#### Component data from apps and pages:
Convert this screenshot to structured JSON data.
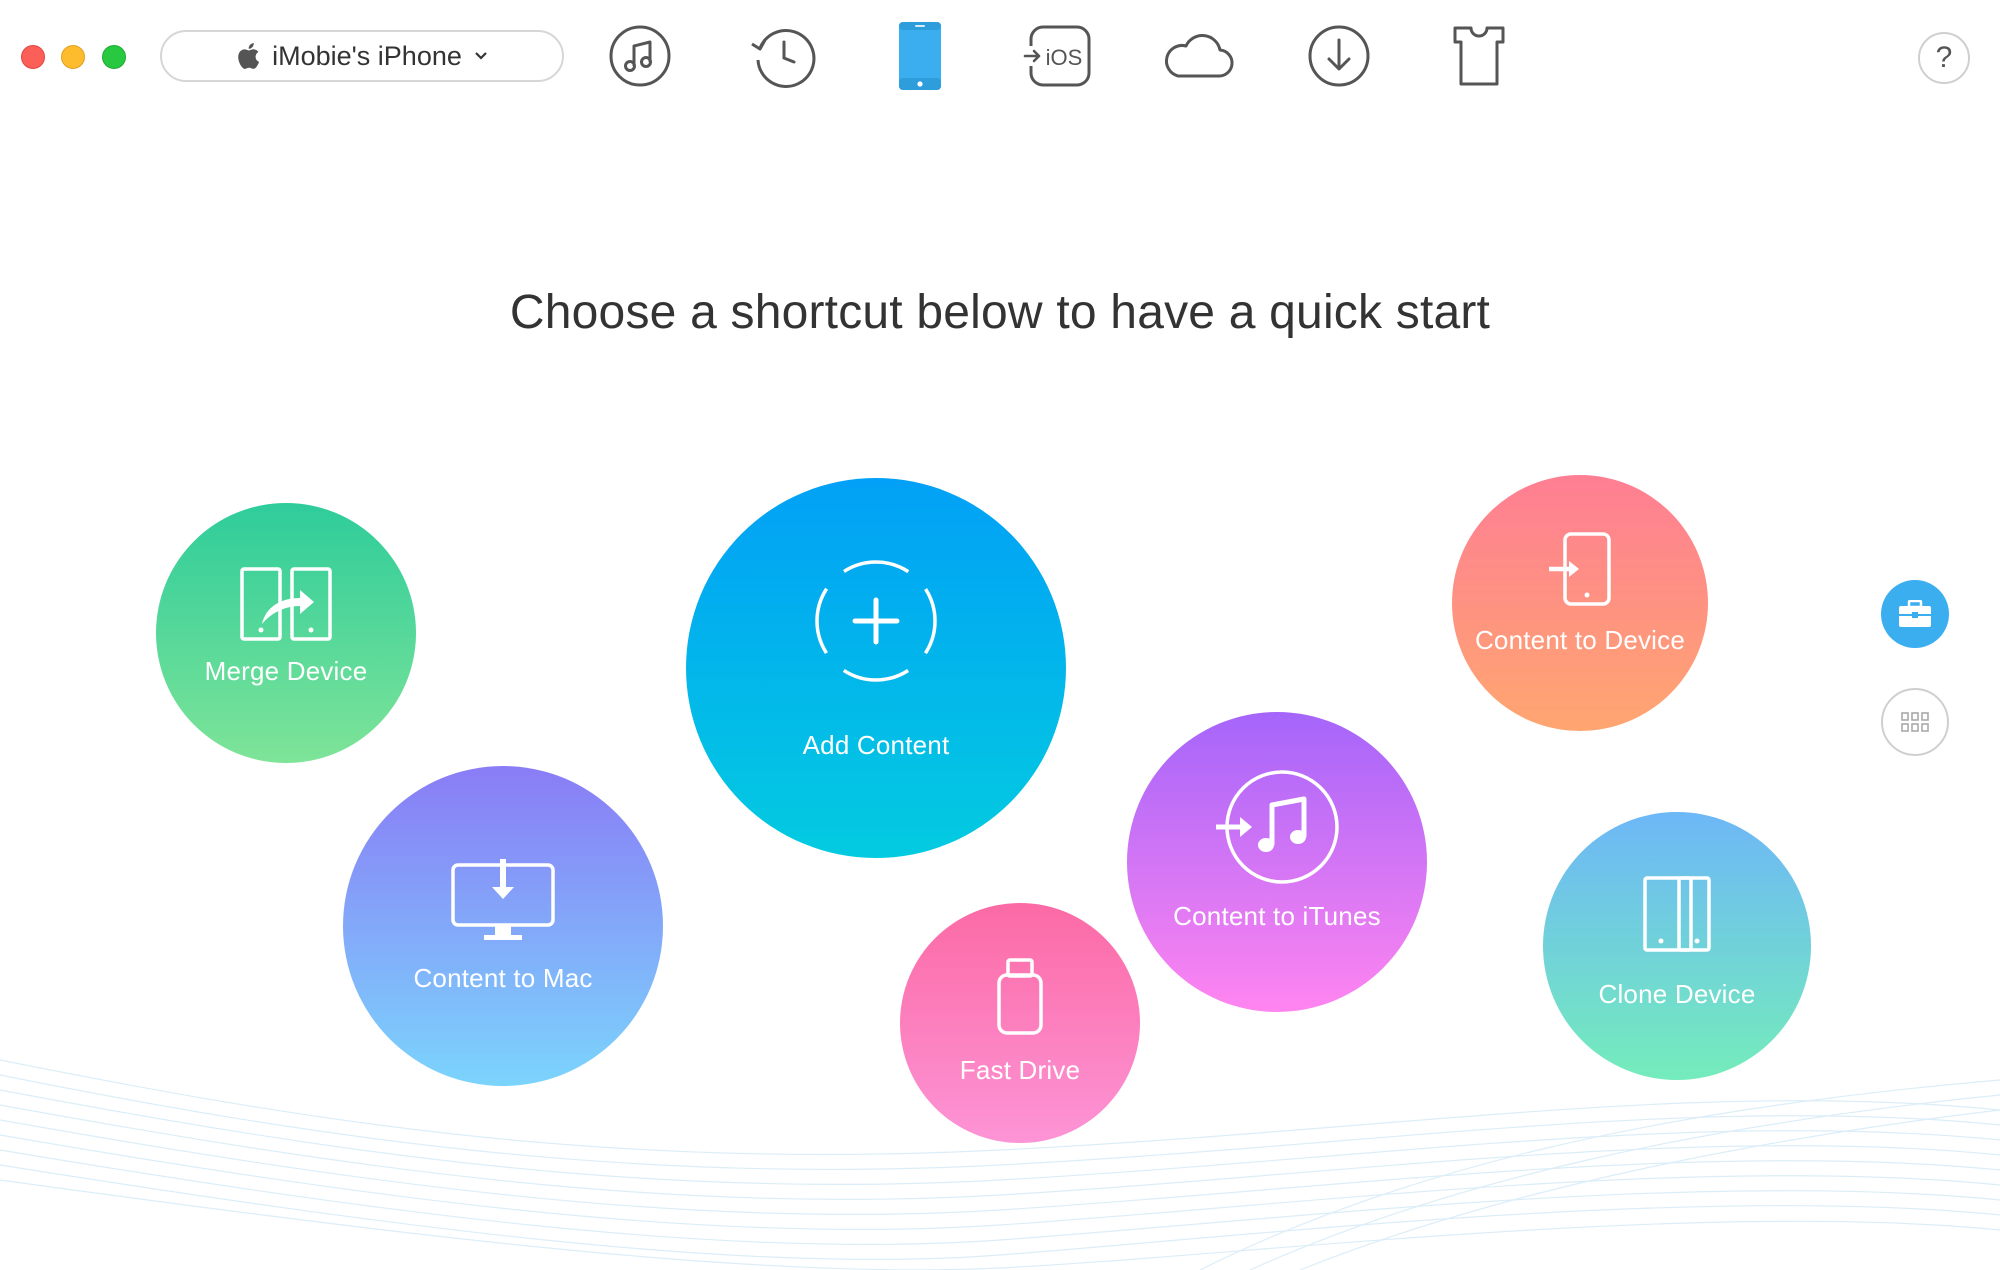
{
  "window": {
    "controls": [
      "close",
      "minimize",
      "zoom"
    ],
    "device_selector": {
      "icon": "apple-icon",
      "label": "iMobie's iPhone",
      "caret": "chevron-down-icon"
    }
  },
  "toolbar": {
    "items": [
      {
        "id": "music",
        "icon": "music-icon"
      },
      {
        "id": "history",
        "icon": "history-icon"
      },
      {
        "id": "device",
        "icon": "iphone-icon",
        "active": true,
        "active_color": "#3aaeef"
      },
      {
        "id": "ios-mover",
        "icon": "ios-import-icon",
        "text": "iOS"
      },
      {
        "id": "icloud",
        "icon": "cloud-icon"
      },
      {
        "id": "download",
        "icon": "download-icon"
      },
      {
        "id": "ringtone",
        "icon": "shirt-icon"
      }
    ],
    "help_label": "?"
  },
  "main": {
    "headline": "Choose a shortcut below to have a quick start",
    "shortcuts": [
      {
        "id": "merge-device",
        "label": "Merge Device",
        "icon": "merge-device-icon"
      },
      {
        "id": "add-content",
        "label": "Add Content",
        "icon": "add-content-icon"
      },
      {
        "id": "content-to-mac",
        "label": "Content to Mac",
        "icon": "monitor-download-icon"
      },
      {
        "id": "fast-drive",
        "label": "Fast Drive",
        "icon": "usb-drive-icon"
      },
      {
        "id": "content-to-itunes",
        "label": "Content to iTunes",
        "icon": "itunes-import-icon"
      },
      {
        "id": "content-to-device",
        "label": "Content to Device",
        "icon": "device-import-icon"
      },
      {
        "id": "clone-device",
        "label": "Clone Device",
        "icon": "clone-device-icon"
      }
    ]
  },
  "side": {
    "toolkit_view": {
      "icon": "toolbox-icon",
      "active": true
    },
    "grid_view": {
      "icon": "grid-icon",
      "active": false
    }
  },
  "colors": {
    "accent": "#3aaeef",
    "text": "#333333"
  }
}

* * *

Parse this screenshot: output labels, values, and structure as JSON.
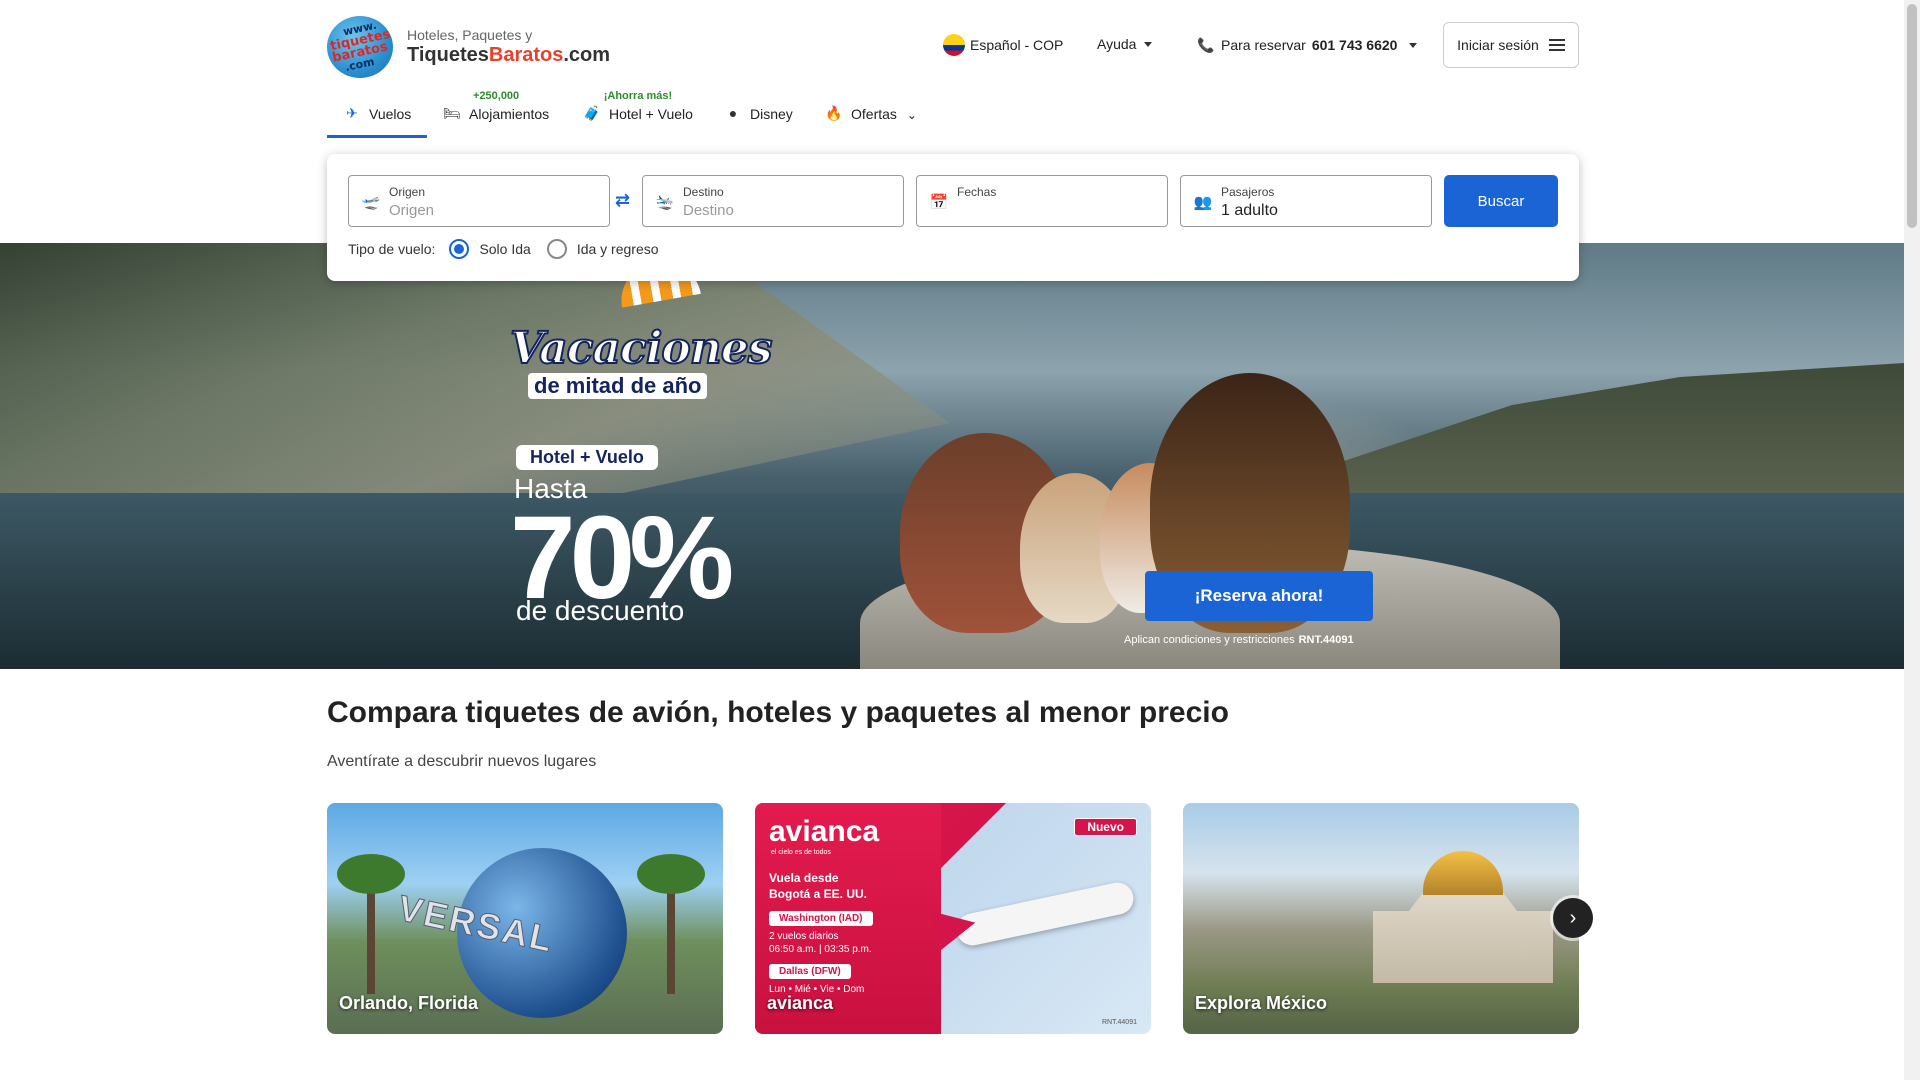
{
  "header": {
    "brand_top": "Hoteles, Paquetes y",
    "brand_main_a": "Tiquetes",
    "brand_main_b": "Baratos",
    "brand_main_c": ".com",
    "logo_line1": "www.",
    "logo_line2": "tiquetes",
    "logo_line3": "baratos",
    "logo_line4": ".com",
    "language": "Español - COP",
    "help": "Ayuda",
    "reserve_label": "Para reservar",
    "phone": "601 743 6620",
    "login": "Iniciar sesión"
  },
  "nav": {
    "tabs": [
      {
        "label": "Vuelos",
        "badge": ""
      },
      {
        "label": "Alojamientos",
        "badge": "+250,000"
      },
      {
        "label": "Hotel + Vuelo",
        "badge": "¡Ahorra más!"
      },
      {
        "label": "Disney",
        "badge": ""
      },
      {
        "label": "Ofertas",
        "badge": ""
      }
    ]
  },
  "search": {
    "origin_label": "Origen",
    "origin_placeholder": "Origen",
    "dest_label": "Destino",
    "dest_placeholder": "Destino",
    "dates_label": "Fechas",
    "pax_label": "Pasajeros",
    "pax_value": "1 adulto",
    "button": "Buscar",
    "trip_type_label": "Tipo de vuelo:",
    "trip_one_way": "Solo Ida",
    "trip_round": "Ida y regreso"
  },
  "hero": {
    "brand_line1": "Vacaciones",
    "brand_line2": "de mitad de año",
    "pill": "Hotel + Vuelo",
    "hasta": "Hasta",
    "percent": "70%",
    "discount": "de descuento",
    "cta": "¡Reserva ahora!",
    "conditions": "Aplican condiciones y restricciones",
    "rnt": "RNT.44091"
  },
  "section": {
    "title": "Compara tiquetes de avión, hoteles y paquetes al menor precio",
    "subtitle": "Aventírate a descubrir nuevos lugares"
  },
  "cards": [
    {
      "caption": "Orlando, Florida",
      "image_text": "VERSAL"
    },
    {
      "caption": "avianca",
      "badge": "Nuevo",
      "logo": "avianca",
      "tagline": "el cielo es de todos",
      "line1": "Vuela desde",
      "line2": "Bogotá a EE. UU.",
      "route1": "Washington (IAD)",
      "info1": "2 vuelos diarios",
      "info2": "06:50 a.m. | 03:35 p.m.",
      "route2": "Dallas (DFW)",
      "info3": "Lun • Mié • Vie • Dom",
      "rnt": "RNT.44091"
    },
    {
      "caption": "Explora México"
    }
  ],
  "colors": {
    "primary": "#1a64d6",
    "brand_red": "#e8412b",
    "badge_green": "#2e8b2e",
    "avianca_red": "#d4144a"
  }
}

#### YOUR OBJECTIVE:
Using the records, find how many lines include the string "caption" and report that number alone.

#### SOLUTION TO THIS TASK:
3